The sense of joy and wonder, the excitement of the child, can still make Christmas something more than the orgy of spending and self-indulgence it can sometimes seem to be.

On St Stephen’s Day the much more pagan festival of hunting the wren took place. The tiny bird with the loud voice is no longer hunted, killed and nailed to a pole, but in some towns the wren bush is still carried around the town, decorated with silver balls and accompanied by musicians and mummers in fancy dress and straw hats, the colours indicating their local loyalties.

In the Dingle parade, the most well-known enactment, a hobby horse plays an important role, as does the man dressed as the old woman, the Cailleach. The wren had a reputation as a magus, a magic creature, the druid bird. Folk legends give a rationale for his killing – that the bird called out and alerted the Danes, or in some versions Oliver Cromwell, to the presence of Irish soldiers, and his descendants must suffer for his crime for eternity. In other versions the wren is the bird who betrays St Stephen, patron saint of 26 December and in one particularly wild story from Kerry, the wren pinches Fionn Mac Cumhaill's ear to warn him the Orangemen are coming. The wren is said to nest in a holly tree and is killed with a holly stick, then interred in the wren bush, coffined and keened, its funeral games held. The wren is also credited with being the king of the birds, though it achieves its sovereignty by trickery.

The other bird closely associated with Christmas is the robin, the doyen of the Christmas card. The association of this bird with Christmas seems to date from Victorian times, but it is a bird that has always seemed to hold a special place in human affections, probably because of its cheery friendliness. The robin is very much in evidence in December. In late December, he sings, marking his territory and finding song posts from which to proclaim his lordship over a particular patch of ground. The legends associated with the robin connect his red breast with the blood of Christ and also with fire – in every case the robin is trying to help another being, whether it is a god or the two lost children who die in the woods. The robin is a friend of many.

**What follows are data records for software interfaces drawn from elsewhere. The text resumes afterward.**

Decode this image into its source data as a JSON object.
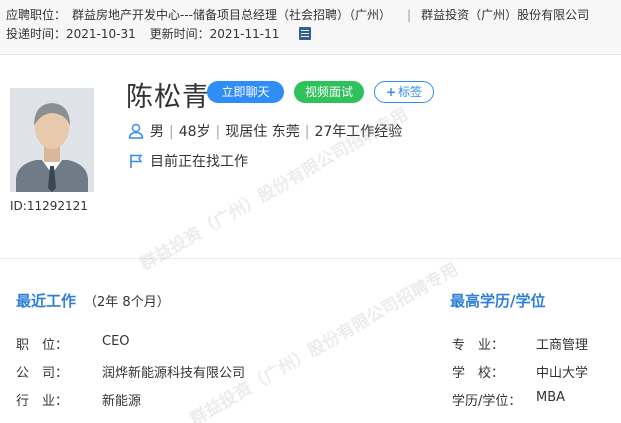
{
  "header": {
    "position_label": "应聘职位：",
    "position_value": "群益房地产开发中心---储备项目总经理（社会招聘）（广州）",
    "separator": "|",
    "company": "群益投资（广州）股份有限公司",
    "submitted_label": "投递时间：",
    "submitted_date": "2021-10-31",
    "updated_label": "更新时间：",
    "updated_date": "2021-11-11",
    "doc_icon": "document-icon"
  },
  "profile": {
    "id_text": "ID:11292121",
    "name": "陈松青",
    "gender": "男",
    "age": "48岁",
    "residence": "现居住 东莞",
    "experience": "27年工作经验",
    "job_status": "目前正在找工作",
    "separator": "|"
  },
  "actions": {
    "chat": "立即聊天",
    "video": "视频面试",
    "tag_plus": "+",
    "tag": "标签"
  },
  "recent_work": {
    "title": "最近工作",
    "duration": "（2年 8个月）",
    "rows": [
      {
        "label": "职　位：",
        "value": "CEO"
      },
      {
        "label": "公　司：",
        "value": "润烨新能源科技有限公司"
      },
      {
        "label": "行　业：",
        "value": "新能源"
      }
    ]
  },
  "education": {
    "title": "最高学历/学位",
    "rows": [
      {
        "label": "专　业：",
        "value": "工商管理"
      },
      {
        "label": "学　校：",
        "value": "中山大学"
      },
      {
        "label": "学历/学位：",
        "value": "MBA"
      }
    ]
  },
  "watermark": {
    "text1": "群益投资（广州）股份有限公司招聘专用",
    "text2": "群益投资（广州）股份有限公司招聘专用"
  },
  "colors": {
    "accent": "#2f8df6",
    "video": "#2fc15c",
    "section_title": "#2f7fd8"
  }
}
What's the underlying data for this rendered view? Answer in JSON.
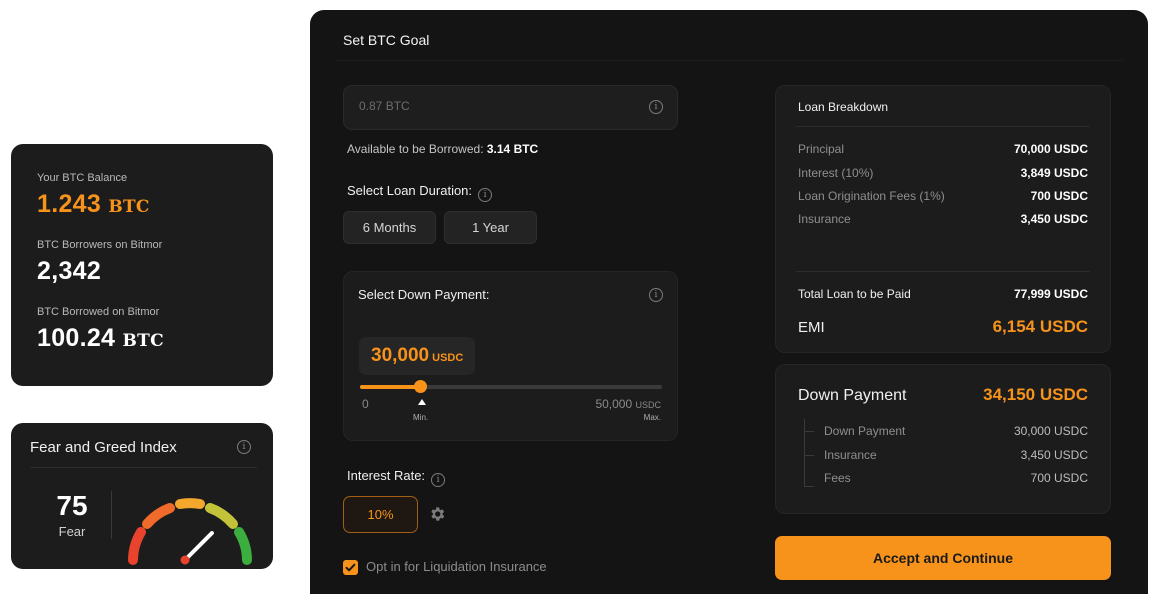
{
  "stats": {
    "balance_label": "Your BTC Balance",
    "balance_value": "1.243",
    "balance_unit": "BTC",
    "borrowers_label": "BTC Borrowers on Bitmor",
    "borrowers_value": "2,342",
    "borrowed_label": "BTC Borrowed on Bitmor",
    "borrowed_value": "100.24",
    "borrowed_unit": "BTC"
  },
  "fear_greed": {
    "title": "Fear and Greed Index",
    "value": "75",
    "label": "Fear",
    "gauge_level": 0.75,
    "info_icon": "info-icon"
  },
  "goal": {
    "title": "Set BTC Goal",
    "amount_placeholder": "0.87 BTC",
    "available_label": "Available to be Borrowed:",
    "available_value": "3.14 BTC",
    "duration_label": "Select Loan Duration:",
    "durations": [
      "6 Months",
      "1 Year"
    ],
    "down_payment_label": "Select Down Payment:",
    "down_payment_value": "30,000",
    "down_payment_unit": "USDC",
    "slider_min_value": "0",
    "slider_max_value": "50,000",
    "slider_max_unit": "USDC",
    "slider_min_label": "Min.",
    "slider_max_label": "Max.",
    "slider_level": 0.2,
    "interest_label": "Interest Rate:",
    "interest_value": "10%",
    "insurance_opt_label": "Opt in for Liquidation Insurance",
    "insurance_opt_checked": true
  },
  "breakdown": {
    "title": "Loan Breakdown",
    "rows": [
      {
        "label": "Principal",
        "value": "70,000 USDC"
      },
      {
        "label": "Interest (10%)",
        "value": "3,849 USDC"
      },
      {
        "label": "Loan Origination Fees (1%)",
        "value": "700 USDC"
      },
      {
        "label": "Insurance",
        "value": "3,450 USDC"
      }
    ],
    "total_label": "Total Loan to be Paid",
    "total_value": "77,999 USDC",
    "emi_label": "EMI",
    "emi_value": "6,154 USDC"
  },
  "down_payment_breakdown": {
    "title": "Down Payment",
    "total": "34,150 USDC",
    "rows": [
      {
        "label": "Down Payment",
        "value": "30,000 USDC"
      },
      {
        "label": "Insurance",
        "value": "3,450 USDC"
      },
      {
        "label": "Fees",
        "value": "700 USDC"
      }
    ]
  },
  "accept_button": "Accept and Continue",
  "colors": {
    "accent": "#f7931a",
    "panel": "#141414",
    "card": "#1c1c1c"
  }
}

The December festivities continued into the New Year, and New Year’s Day had its own piseogs – it was unlucky to throw out ashes, give away milk or spend money on that day. Little Christmas or Epiphany is on 6 January and is the celebration of the adoration of the Magi. In Ireland, it was known as Nollaig na mBan. This is when the women of the house put their feet up after all the hard labour involved in the Christmas celebrations. There can be magic in the air on this date – it was said that water becomes wine, rushes become silk and gravel becomes gold. In recent times it has had a revival as a quasi-feminist, Celtic Christianity festival. After the sixth, the crib and decorations were taken down, with some of the greenery kept to make crosses with on Shrove Tuesday and the holly stored to burn in the fire on which the traditional pancakes were cooked on that day.

The Turning of the Year by Eithne Massey (published by The O'Brien Press) is in bookshops now.